* What is required: Every line containing "alla" should be identified and copied from the data below.

* Web page and app entries:

◆ ◆ ◆

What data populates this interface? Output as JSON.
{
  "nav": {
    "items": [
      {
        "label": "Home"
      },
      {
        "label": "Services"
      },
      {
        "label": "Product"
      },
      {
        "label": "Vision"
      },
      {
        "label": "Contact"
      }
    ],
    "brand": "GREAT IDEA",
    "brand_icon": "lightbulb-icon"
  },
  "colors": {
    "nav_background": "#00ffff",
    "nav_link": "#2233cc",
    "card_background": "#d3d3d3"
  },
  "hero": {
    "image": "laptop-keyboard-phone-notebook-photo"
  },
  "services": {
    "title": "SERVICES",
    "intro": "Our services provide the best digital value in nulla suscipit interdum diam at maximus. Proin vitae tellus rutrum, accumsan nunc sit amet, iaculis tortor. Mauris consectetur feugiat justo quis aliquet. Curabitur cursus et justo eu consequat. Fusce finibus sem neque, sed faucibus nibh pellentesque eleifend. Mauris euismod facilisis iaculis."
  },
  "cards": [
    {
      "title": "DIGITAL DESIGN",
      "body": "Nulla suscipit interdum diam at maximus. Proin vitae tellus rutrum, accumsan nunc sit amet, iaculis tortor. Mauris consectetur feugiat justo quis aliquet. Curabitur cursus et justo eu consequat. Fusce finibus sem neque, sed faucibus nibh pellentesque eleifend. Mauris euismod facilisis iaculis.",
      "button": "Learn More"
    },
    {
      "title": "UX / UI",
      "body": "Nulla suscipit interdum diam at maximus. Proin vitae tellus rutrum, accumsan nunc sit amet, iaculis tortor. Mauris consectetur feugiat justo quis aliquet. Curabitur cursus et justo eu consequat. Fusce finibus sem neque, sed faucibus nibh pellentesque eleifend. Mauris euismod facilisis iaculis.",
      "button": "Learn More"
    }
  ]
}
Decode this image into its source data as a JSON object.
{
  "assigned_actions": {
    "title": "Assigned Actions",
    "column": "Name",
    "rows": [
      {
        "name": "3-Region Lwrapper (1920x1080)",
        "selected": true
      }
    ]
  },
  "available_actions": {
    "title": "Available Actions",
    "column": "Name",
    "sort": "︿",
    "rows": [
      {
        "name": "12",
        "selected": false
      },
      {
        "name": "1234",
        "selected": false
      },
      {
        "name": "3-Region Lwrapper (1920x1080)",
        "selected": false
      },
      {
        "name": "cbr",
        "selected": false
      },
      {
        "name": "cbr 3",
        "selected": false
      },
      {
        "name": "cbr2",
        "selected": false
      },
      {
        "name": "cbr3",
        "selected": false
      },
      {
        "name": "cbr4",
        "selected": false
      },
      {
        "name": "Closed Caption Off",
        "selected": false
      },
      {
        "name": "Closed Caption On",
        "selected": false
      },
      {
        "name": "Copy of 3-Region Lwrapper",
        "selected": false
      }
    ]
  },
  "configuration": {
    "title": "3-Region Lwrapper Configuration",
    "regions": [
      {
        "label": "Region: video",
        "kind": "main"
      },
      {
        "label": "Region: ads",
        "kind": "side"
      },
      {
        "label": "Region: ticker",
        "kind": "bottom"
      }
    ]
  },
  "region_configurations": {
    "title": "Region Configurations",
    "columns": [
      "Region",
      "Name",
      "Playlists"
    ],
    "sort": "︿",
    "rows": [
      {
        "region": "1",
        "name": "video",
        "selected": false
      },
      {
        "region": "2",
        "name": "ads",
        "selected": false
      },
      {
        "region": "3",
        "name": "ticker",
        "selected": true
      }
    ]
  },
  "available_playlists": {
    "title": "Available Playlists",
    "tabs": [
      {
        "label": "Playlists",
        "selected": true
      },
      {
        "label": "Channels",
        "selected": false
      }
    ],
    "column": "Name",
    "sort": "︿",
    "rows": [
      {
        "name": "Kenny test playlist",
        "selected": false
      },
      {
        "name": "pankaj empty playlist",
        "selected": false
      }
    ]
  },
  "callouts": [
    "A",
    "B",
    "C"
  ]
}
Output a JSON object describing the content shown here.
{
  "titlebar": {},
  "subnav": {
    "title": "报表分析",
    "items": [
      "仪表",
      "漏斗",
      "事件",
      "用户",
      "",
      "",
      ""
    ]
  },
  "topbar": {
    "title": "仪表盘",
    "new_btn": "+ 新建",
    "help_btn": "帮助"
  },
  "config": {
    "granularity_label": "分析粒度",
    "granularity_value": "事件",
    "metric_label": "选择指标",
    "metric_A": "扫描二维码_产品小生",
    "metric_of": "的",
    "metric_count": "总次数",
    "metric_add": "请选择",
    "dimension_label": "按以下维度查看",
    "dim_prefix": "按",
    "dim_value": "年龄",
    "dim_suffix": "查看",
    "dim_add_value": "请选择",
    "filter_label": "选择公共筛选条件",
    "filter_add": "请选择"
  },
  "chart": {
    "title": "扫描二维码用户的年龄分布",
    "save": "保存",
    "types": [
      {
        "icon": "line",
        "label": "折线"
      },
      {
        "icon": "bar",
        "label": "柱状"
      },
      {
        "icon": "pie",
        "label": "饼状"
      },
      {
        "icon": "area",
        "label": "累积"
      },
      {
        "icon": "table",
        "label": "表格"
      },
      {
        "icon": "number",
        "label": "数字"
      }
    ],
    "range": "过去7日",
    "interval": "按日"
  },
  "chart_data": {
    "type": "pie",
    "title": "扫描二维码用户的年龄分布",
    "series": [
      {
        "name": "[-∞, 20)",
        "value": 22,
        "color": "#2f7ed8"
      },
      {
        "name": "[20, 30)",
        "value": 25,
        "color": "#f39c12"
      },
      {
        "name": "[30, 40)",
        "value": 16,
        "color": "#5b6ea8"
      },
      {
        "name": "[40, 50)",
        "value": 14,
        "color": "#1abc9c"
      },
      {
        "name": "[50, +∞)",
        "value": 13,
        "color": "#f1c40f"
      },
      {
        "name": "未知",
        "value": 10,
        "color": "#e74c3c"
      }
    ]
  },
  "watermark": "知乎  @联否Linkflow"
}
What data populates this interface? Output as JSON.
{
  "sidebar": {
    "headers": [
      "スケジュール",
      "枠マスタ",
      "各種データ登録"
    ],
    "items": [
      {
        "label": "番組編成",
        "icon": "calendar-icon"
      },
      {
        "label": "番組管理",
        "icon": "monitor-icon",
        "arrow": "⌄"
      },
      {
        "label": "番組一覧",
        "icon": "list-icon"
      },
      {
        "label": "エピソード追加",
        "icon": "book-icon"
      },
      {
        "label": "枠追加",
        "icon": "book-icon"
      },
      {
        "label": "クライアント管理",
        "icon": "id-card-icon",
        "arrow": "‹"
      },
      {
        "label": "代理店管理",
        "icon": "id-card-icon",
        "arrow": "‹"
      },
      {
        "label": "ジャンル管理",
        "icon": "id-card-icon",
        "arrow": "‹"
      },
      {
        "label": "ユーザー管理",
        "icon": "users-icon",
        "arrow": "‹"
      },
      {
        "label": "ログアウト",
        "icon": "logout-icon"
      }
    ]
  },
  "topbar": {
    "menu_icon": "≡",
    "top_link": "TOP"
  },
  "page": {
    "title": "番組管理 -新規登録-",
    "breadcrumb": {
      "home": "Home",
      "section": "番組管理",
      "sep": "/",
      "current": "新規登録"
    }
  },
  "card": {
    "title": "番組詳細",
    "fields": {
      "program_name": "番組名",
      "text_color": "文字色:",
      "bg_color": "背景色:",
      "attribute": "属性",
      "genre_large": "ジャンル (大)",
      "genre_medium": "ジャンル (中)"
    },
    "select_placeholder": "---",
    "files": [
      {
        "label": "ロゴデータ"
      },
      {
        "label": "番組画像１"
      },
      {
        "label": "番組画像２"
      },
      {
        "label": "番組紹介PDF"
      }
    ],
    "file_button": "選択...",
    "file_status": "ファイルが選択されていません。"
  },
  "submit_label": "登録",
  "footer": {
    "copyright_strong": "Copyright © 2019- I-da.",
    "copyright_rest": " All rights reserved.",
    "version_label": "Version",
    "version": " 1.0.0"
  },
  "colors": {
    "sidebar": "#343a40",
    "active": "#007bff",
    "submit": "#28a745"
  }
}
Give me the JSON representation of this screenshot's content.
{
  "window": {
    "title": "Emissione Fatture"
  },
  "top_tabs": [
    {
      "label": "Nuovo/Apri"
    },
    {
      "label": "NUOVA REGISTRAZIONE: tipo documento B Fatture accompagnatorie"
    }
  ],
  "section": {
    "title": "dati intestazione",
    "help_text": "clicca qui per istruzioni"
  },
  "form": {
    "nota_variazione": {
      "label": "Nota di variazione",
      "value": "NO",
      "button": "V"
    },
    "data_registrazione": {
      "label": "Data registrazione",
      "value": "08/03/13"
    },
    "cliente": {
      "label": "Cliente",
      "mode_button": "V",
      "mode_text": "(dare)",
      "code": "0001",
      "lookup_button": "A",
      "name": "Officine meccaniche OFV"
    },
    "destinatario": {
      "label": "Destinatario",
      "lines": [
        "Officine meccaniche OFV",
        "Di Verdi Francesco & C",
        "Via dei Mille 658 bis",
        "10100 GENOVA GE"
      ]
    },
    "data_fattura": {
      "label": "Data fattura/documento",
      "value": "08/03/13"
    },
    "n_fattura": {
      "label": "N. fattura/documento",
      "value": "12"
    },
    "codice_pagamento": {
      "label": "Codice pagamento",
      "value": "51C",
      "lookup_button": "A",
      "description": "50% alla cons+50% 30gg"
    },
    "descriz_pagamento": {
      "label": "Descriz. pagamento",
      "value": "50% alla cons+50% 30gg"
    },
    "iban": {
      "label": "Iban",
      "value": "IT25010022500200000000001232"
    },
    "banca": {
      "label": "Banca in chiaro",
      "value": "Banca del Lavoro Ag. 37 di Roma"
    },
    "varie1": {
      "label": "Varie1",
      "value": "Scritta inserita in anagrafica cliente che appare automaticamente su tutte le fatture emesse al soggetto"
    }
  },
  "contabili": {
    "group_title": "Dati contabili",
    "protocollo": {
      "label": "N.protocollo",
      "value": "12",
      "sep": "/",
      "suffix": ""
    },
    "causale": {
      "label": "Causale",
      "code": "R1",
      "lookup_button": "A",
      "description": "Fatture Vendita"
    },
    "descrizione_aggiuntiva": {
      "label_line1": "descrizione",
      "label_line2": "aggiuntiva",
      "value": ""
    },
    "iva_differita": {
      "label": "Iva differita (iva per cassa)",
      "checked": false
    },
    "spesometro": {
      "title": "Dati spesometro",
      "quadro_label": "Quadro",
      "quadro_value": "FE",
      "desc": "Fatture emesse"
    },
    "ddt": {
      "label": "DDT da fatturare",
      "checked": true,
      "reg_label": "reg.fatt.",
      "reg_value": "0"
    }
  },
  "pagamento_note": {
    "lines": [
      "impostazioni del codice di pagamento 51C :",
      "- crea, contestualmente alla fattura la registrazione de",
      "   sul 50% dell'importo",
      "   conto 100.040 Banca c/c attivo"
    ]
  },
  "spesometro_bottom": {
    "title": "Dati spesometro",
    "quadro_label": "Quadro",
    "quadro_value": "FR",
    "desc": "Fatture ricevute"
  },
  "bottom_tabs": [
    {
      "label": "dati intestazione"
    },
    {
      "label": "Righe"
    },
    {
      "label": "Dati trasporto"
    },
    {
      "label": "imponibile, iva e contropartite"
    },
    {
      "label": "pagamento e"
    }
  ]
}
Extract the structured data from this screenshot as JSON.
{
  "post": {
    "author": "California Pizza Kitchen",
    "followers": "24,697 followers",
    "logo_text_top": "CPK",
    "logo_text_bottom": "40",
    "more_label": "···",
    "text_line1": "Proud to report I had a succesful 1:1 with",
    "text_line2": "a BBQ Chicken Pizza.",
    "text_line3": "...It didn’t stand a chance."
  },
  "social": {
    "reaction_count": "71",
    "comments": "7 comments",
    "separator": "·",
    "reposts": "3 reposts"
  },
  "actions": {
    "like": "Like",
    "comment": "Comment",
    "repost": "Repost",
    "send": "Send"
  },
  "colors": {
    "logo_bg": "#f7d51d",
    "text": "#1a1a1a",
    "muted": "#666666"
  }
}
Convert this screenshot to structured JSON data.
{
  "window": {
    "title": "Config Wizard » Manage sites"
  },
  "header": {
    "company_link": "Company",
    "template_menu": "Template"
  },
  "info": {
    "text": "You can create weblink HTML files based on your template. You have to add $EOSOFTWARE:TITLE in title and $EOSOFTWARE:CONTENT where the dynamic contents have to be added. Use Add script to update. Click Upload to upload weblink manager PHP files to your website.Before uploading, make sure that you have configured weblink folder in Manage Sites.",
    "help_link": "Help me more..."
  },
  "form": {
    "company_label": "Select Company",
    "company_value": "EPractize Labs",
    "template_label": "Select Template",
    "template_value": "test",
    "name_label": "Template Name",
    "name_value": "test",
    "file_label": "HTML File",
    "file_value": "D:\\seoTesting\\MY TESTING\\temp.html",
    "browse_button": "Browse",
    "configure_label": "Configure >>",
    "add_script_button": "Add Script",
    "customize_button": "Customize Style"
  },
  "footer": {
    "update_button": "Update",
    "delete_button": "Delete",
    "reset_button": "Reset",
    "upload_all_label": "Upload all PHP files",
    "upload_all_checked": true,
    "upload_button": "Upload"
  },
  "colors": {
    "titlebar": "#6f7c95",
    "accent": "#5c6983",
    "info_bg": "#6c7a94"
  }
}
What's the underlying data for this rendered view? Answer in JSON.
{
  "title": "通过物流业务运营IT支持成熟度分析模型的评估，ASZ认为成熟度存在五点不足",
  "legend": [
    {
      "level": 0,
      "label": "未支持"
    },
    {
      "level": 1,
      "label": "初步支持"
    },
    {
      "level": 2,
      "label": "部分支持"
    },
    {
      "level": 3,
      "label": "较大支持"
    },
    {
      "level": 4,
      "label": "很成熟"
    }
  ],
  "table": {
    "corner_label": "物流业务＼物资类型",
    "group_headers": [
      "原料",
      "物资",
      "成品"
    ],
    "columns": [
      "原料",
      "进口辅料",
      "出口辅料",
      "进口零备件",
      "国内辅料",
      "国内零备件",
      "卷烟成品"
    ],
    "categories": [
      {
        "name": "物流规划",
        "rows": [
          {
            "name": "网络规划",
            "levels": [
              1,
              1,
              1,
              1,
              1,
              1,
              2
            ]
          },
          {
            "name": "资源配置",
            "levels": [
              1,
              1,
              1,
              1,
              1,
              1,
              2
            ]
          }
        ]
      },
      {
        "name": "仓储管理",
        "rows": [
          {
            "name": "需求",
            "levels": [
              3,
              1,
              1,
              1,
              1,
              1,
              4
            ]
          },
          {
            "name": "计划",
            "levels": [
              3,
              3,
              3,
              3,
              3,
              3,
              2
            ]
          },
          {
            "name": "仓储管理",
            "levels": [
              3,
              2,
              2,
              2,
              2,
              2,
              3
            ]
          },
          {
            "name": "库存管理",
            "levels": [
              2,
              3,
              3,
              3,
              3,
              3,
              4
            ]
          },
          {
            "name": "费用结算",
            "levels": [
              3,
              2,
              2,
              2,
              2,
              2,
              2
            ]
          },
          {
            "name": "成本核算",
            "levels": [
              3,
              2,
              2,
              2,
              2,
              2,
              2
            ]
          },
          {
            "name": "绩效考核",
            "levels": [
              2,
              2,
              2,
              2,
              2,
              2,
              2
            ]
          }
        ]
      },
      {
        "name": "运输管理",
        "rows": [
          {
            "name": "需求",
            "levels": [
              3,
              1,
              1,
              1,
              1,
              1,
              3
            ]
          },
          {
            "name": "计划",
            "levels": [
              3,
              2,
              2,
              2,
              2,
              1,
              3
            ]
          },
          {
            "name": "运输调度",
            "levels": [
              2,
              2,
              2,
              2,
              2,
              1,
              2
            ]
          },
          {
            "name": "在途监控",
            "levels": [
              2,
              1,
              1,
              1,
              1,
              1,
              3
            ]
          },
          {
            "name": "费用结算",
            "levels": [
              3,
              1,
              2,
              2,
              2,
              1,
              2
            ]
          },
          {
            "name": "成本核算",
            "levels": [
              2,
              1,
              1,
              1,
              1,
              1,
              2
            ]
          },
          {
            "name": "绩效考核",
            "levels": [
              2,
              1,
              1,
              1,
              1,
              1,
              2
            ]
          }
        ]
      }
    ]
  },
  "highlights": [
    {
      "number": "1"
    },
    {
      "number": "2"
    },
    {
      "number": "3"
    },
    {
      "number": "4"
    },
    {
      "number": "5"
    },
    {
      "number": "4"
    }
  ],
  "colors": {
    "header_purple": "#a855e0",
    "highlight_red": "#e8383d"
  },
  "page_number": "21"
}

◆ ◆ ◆

* Solved problem:
      "description": "50% alla cons+50% 30gg"
      "value": "50% alla cons+50% 30gg"
      "- crea, contestualmente alla fattura la registrazione de",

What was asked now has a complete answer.